(Data about app and page elements)

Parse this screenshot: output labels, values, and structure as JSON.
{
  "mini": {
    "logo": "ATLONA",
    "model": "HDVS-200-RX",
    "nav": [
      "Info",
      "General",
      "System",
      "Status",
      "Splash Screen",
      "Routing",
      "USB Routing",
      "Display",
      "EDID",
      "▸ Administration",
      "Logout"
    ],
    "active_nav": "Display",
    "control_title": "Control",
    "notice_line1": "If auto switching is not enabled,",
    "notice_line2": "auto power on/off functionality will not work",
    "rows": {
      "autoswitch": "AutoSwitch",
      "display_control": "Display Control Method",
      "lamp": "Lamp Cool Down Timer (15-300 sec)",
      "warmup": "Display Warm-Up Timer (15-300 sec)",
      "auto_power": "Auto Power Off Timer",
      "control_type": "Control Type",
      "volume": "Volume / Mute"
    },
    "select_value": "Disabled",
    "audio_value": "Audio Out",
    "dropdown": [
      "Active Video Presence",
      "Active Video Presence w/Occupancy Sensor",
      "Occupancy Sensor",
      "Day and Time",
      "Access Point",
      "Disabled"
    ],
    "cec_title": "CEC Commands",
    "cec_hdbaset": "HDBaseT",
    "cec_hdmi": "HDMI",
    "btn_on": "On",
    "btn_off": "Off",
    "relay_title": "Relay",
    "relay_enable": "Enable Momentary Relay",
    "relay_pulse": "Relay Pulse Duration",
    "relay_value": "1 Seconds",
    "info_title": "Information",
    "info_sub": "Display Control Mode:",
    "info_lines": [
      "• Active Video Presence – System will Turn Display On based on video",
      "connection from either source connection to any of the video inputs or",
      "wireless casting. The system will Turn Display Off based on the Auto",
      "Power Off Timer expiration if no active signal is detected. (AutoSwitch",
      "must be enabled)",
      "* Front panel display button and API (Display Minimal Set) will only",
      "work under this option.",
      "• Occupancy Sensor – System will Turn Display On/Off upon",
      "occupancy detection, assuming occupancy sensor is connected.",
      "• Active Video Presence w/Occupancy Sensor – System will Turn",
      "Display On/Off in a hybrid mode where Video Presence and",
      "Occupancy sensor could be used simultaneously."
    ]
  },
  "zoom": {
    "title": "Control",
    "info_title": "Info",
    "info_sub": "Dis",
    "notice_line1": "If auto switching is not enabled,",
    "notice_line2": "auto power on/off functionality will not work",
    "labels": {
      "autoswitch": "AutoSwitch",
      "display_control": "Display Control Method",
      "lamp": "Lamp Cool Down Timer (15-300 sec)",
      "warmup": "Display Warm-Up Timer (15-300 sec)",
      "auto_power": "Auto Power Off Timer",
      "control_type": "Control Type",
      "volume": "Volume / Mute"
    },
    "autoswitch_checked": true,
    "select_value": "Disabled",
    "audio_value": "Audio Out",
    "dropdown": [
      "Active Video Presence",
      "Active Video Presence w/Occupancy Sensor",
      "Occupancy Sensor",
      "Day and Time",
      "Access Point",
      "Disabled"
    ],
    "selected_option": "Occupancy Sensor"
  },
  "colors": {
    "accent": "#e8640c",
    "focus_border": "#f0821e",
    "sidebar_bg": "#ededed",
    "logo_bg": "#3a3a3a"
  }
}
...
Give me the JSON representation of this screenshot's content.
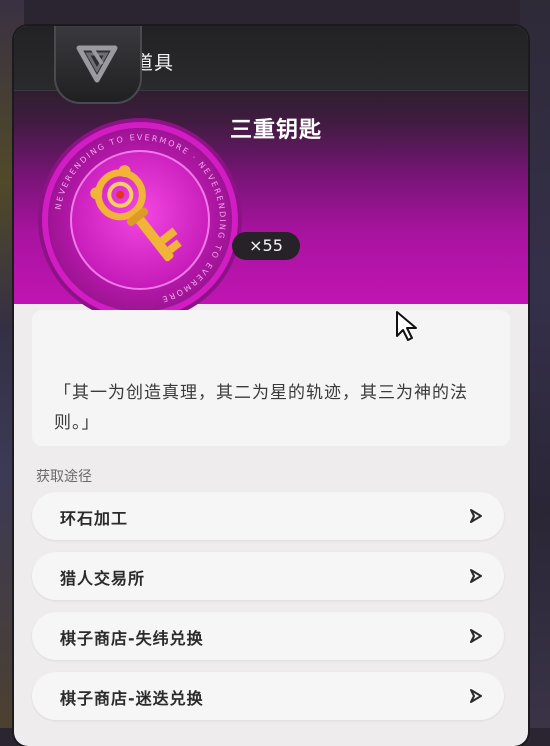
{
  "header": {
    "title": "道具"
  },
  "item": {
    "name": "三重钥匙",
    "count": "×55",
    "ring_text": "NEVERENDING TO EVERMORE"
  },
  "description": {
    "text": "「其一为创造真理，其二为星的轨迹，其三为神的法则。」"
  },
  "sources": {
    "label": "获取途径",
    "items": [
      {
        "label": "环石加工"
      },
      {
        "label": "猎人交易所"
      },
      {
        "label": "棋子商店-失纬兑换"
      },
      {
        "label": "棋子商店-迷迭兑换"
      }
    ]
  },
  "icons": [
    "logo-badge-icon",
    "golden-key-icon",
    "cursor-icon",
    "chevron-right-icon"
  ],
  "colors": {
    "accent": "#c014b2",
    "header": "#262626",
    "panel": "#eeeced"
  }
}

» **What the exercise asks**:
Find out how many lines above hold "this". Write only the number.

» **Solution to the exercise**:
3